More than 2.7 million children in the U.S. (1 in 28 children) have an incarcerated parent. Approximately 10 million children have experienced parental incarceration at some point in their lives.
Children of incarcerated fathers tend to exhibit a broad variety of behavioral, emotional, and other problems. Other family members are also subject to emotional, financial, and physical stress. This can apply whether fathers had been living in the same household as their children or not. Children’s feelings of loss and hopelessness can decrease their coping skills and increase the impact of trauma and stress.
One way to counteract this is to provide access to supportive and caring community services. Children need adults who will listen and help them communicate these feelings. The adults who have been closest to the situation often need help themselves before they are able to provide that support. Helping caregivers find resources, supports, or coping strategies can increase their ability to parent effectively. It can also increase the presence of key family protective factors and enhance the sense of nurturing and attachment between parent and child, and have a positive impact on children’s social and emotional competence.
Tips & Best Practices
- Locate services for children and family members if your program does not offer them. Fatherhood programs may not be able to provide support services directly for children and families of incarcerated parents, but they can look for opportunities to connect with existing community services. The National Resource Center on Children and Families of the Incarcerated maintains a Directory of Programs Serving Children & Families of the Incarcerated and has a range of other resources relevant for work with the families of incarcerated fathers.
- Communicate the needs of the child and family members with trusted advisors and those who work with them. Programs can reach out to key members of a child’s community (e.g., teachers, school counselors, clergy, health care providers, child welfare personnel) to ensure that these individuals are aware of and fully understand the needs of children of incarcerated parents.
- Provide parents with resources to talk to children at their developmental level about incarceration. The incarceration of a loved one can be overwhelming for both children and caregivers. Because of the feeling of stigma, it takes special effort to start important conversations and answer kids’ questions. Sesame Street has resources for children ages 3-7 that can help young children cope with an incarcerated parent.

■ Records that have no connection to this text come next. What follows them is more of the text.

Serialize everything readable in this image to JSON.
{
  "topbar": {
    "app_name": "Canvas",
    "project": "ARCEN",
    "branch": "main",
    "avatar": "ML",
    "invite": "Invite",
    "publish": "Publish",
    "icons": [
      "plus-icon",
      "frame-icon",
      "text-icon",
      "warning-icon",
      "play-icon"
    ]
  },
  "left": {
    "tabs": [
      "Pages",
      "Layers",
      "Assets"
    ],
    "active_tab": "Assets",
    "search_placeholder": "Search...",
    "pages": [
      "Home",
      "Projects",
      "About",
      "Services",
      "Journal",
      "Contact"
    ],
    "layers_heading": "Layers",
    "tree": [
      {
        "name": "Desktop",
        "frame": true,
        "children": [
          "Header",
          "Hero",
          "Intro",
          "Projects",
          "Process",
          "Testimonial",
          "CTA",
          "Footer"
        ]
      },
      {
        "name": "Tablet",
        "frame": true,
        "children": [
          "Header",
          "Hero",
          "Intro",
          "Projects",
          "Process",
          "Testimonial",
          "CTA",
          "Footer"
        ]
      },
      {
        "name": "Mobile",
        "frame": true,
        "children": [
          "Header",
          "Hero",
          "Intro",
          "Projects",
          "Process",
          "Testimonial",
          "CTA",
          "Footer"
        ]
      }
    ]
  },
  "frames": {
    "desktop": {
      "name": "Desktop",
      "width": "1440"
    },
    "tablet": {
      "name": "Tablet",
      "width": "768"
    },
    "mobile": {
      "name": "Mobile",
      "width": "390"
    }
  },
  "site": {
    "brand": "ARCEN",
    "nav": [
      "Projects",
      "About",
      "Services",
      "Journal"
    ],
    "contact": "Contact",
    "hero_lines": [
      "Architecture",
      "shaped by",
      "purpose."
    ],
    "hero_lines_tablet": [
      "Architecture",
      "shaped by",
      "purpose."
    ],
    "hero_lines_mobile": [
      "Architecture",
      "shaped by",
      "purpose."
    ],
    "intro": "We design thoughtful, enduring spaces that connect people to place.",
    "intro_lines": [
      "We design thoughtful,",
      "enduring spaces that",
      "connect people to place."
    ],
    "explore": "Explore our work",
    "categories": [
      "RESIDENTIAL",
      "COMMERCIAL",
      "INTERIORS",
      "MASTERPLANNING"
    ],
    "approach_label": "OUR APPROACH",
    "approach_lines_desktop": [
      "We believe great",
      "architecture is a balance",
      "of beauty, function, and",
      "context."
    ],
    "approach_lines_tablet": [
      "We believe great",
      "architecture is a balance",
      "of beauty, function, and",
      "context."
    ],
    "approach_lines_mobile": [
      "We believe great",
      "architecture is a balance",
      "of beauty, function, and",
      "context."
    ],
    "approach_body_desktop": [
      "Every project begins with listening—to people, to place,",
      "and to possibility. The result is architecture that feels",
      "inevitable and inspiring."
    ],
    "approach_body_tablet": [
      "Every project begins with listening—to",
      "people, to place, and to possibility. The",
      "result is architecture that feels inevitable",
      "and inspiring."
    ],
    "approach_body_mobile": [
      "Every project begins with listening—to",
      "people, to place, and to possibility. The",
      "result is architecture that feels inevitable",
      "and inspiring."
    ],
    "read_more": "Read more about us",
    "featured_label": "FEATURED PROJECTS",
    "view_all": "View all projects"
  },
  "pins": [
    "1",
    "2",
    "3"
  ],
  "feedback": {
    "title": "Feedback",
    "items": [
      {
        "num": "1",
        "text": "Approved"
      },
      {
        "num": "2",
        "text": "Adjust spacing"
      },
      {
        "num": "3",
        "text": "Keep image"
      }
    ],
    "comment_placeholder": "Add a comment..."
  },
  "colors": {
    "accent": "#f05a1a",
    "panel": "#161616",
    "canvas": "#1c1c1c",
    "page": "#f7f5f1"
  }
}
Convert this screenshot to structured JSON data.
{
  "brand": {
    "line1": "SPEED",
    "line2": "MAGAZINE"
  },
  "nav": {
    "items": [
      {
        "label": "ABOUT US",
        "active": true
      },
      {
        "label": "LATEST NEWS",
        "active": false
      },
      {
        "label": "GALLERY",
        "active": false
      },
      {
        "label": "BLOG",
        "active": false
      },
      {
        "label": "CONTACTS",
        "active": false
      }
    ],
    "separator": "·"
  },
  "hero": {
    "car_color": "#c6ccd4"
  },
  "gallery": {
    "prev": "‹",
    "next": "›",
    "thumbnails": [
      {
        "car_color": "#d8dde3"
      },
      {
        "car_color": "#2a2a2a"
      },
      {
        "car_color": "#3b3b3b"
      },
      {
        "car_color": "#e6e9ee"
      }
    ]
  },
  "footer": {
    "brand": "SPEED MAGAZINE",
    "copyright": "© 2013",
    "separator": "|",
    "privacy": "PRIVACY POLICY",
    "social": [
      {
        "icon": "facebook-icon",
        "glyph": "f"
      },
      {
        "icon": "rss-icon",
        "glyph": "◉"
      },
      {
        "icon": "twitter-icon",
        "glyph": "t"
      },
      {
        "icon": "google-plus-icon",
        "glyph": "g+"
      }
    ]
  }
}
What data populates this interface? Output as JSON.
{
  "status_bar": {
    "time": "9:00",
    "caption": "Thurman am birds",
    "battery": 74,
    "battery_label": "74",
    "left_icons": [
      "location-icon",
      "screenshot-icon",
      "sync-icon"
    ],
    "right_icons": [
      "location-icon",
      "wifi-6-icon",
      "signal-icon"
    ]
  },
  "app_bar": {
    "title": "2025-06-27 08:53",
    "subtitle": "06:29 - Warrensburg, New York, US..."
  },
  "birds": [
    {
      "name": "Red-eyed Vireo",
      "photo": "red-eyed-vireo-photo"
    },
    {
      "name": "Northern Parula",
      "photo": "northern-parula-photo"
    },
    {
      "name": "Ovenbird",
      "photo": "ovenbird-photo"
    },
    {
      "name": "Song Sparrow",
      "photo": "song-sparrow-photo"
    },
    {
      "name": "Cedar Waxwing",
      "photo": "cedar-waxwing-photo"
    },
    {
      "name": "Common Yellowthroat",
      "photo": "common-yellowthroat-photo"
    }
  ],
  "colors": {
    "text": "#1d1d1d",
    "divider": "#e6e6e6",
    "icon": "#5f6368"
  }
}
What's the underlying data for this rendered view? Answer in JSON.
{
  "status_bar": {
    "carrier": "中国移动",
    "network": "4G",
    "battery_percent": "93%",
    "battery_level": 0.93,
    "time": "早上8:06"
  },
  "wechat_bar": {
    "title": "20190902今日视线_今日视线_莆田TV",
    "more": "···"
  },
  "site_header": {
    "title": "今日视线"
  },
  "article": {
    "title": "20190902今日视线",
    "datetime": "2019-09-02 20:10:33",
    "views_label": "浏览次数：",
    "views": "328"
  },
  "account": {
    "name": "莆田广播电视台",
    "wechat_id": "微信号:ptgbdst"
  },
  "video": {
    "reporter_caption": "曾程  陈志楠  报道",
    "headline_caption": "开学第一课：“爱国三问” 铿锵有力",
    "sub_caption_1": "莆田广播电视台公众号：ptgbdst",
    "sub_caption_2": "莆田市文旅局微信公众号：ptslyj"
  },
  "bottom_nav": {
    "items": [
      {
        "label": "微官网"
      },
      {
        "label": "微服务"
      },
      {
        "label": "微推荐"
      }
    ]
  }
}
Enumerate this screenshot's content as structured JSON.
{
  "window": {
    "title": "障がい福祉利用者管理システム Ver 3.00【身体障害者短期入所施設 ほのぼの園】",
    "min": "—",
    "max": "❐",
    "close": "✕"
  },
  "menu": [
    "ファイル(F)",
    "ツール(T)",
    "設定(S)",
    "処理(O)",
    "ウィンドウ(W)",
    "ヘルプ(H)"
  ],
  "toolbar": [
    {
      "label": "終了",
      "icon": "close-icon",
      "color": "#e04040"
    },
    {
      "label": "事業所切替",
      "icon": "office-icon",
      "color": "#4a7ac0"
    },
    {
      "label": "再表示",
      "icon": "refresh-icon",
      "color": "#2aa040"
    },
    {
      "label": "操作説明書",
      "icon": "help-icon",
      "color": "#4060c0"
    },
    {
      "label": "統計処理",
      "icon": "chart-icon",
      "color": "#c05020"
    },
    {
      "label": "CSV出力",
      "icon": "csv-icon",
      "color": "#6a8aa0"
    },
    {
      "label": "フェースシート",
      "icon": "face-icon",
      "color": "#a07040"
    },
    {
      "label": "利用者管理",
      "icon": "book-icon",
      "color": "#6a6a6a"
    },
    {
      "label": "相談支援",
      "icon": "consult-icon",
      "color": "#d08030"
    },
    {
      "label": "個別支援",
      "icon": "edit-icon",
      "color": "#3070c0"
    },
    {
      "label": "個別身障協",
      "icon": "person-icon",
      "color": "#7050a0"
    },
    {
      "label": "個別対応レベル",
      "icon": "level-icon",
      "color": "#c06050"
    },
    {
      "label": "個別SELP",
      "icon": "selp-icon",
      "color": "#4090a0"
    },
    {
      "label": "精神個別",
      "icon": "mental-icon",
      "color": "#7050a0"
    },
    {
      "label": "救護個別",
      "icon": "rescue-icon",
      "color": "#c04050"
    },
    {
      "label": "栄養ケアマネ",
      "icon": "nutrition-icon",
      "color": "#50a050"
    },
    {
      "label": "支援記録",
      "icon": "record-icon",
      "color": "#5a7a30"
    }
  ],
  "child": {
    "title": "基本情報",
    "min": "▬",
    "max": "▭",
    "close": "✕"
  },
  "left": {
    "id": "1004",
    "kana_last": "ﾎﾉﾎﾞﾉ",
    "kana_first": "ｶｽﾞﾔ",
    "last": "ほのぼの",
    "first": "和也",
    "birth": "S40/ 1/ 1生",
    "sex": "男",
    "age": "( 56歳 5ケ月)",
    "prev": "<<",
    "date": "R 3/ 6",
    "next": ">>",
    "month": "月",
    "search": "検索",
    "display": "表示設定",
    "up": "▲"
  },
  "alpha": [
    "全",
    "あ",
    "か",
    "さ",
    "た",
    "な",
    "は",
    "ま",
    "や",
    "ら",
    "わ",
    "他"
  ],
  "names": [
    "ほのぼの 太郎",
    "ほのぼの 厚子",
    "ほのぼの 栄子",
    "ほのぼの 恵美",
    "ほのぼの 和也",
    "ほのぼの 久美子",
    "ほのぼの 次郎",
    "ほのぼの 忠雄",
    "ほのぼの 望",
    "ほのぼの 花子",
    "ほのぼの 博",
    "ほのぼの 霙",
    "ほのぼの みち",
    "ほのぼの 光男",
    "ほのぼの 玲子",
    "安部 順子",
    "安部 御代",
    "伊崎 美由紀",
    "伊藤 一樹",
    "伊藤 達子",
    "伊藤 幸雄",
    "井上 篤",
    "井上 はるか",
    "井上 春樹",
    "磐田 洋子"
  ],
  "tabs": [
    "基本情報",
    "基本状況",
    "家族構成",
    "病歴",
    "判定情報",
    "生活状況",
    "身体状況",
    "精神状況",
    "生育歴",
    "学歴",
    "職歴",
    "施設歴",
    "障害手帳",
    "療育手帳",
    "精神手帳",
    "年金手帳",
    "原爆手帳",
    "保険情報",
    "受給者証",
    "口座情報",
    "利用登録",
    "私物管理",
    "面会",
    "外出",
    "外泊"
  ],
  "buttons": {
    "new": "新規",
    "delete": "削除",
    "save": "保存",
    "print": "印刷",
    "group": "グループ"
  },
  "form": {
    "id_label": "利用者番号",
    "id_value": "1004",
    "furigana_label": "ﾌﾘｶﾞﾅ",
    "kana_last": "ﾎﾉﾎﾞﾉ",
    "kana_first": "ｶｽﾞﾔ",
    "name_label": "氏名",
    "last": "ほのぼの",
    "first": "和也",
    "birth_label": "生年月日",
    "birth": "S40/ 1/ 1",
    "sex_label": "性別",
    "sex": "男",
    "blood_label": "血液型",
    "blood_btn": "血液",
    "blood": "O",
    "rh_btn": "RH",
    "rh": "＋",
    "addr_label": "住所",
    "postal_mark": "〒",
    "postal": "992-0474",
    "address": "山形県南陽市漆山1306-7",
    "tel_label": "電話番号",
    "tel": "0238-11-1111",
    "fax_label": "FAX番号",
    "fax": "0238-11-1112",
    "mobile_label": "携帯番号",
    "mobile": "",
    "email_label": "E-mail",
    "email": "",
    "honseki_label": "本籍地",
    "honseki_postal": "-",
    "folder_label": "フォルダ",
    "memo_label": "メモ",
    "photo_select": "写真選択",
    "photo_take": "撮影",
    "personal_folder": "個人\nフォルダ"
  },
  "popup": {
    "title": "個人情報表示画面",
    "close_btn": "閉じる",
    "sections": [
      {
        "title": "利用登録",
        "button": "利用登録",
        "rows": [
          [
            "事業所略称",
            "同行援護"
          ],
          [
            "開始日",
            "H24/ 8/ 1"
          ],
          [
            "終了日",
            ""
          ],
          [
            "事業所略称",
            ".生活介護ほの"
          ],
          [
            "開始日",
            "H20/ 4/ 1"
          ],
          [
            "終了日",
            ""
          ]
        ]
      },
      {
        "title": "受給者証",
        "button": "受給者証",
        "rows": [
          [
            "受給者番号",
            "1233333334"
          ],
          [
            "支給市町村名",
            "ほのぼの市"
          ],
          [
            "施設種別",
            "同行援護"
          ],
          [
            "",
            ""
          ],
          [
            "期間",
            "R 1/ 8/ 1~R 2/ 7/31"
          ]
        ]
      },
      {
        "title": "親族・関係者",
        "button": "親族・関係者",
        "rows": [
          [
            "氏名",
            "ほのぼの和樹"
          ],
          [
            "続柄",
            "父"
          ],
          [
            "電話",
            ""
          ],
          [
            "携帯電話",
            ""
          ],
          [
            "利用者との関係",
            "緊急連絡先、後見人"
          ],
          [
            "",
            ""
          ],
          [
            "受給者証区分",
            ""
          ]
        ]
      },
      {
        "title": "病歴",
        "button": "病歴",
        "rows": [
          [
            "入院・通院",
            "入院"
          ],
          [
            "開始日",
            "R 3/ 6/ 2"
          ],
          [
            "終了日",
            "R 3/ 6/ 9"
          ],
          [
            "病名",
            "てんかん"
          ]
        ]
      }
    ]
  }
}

The RIDGE Project works in prisons across Ohio through an 18-week Keeping FAITH (Families and Inmates Together in Harmony) program that involves both the incarcerated fathers and their partners. The first 10 weeks of Keeping FAITH focus on intensive work with the dads to teach them to take responsibility for their actions, show them how to overcome the obstacles of their incarceration, and prepare them for the transition back into their homes and communities. Upon successful completion, a father earns the title of TYRO, which means warrior or someone learning something new. This is followed by a 4-week couples class that focuses on communication skills for fathers and their partners. The final 4 weeks of the program feature an advanced communication class in which the couples learn about conflict resolution, anger management, and relationship stability.
What do children need at each developmental age with regards to visitation?
Collective observations of clinicians and community service providers suggest that most children manage the crisis of parental incarceration better when they visit their parents. Seeing the correctional facility and the parent during a visit can correct frightening images and idealized fantasies. Programs should incorporate key issues related to communication and visiting at different stages of child development into their programs supporting children and families.
How can programs develop a family-focused jail program?
When developing programs for families, it is important to ensure they include promising practices. The Toolkit for Developing Family-Focused Jail Programs: Children of Incarcerated Parents Project, developed by the Urban Institute, details the key considerations for correctional facility administrators and community-based organizations interested in developing a family-focused jail program.
Our program wants to start a mentoring program for children of incarcerated parents. Where do we start?
Rigorous research on mentoring for children of incarcerated parents is scarce and there is only a starting base for understanding the impact of mentoring for this population and the challenges encountered. Research has shown that program-arranged mentoring for the children of incarcerated parents has the potential to contribute to observable improvements in their behavior, relationships, and emotional well-being.